I was diagnosed with breast cancer in 1987 and had a mastectomy and was one of the very fortunate people.  It hadn’t spread anywhere.  It was in the milk ducts and so when they did the mastectomy they got it all and I then had reconstructive surgery the next year.  That was a big influence in how things went down and all because my husband had only died five years before of cancer so it was a very traumatic time for everybody in the family.  I got into a lot of trouble with my children because I got a call from my gynecologist office telling me that they saw something in the mammogram.  He wanted me to go and see a surgeon and I waited until after I had a needle biopsy before I told any of them.  I didn’t want them all worrying and then they told me that if I ever did that to any of them again they’d never talk to me again.  But I just couldn’t see any point of all of us worrying at the same time so I did wait.  I’ve never done that since and I’d never do that to them again.  But it all worked out very well.  I was very fortunate.

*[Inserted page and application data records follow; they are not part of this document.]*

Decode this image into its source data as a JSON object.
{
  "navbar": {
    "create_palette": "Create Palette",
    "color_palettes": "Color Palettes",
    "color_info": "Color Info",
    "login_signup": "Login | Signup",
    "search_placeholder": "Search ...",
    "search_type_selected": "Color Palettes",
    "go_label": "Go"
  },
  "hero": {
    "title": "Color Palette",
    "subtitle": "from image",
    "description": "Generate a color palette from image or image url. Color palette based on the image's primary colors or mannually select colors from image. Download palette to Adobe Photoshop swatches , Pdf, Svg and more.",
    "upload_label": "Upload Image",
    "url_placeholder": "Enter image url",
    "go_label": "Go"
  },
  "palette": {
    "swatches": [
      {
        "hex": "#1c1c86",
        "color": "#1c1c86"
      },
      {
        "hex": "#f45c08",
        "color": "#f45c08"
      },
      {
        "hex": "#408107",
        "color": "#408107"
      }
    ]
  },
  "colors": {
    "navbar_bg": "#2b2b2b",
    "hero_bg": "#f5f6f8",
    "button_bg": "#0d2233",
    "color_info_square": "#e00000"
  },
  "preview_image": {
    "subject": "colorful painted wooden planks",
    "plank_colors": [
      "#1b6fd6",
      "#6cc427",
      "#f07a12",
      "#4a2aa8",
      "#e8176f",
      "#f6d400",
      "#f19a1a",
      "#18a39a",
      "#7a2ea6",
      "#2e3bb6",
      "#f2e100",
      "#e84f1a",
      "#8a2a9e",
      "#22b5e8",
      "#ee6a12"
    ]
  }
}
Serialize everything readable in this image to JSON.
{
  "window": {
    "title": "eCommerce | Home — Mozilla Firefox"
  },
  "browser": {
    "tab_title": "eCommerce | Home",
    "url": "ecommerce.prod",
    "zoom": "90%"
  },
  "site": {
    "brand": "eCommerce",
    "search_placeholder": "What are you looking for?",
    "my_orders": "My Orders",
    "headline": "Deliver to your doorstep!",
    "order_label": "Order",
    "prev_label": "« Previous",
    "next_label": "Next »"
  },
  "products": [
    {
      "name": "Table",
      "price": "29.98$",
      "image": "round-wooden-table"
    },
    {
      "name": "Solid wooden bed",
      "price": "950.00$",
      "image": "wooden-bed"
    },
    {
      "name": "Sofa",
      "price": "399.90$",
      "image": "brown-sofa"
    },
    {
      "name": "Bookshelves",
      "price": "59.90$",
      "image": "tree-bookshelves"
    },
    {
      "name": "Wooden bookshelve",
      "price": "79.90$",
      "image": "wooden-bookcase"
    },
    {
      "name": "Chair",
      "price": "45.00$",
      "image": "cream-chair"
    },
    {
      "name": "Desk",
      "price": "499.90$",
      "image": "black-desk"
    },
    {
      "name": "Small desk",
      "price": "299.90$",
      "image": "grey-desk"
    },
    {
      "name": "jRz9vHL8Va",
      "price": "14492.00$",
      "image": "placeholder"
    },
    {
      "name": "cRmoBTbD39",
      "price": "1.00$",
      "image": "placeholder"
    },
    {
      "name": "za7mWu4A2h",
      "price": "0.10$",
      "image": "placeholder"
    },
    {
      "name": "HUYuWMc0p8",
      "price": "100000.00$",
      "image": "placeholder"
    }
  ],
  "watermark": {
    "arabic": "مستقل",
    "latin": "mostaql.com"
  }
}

Listen to the audio of Caryl’s response about breast cancer.

On Marital Relationship

Caryl and her husband had traditional family gender roles which they both wanted.  The following is an anecdote that highlights how much they enjoyed their relationship together:

He was the head of the household.  Not that I couldn’t do anything I wanted. [BD:  Mm-hmm].  He was always very proud of the stuff that I did.  I remember when I became President of this Lutheran Women’s church group, we only had one car in the family at the time.  He went out and bought me a used Cadillac because a President should ride around in a Cadillac.

Listen to the audio excerpt about Caryl’s marital relationship.

On Gender Double Standards

Caryl  felt the inability for one parent to stay with the children was hurting individuals and thinks companies that allow men to take time off for family is great.  She made a keen observation that there remains a double-standard:

I think that’s great.  I think that’s great because I think that’s important.  I think that’s important.  I really do.  I’ve often said that all this women’s lib.  Yes, women have more rights today than they had.  However, we’re still expected to do all of the things we used to do.  What we have done is we’ve given ourselves the right to work harder but we still have all of the home stuff to take care of too.  A lot of families they do very good jobs of balancing that but a lot of families don’t.

BD:  It’s still if they haven’t had a plan in place, women are still expected…

CK:  Well, I’ll give you an example.  I remember my daughter Donna saying to me the one time.  “Why is it Mom if I want to do something on the weekend, I have to say to Mark ‘Would you watch Jessica on Saturday I want to go and do’’” She said, “If Mark is doing something, he doesn’t tell me or ask me.  He just does it.” That unfortunately is very true, very true.

Listen to the audio about gender double standards.

On Proudest Accomplishments

Caryl was clearly family oriented so her answer to what her proudest accomplishments were came as no surprise:

I would probably say my children and my grandchildren.  That would be, to me, the greatest accomplishment in anybody’s life if they can say, “I’m really proud of my children.”  Yes, they’ve done and had this going on in their lives that weren’t so great at the time but basically I’m very proud of my children.  I’m extremely proud of my grandchildren.  I find that their choices are basically very good.  I think in today’s world you can’t ask for more than that.

Listen to the audio of Caryl’s response on her proudest accomplishments.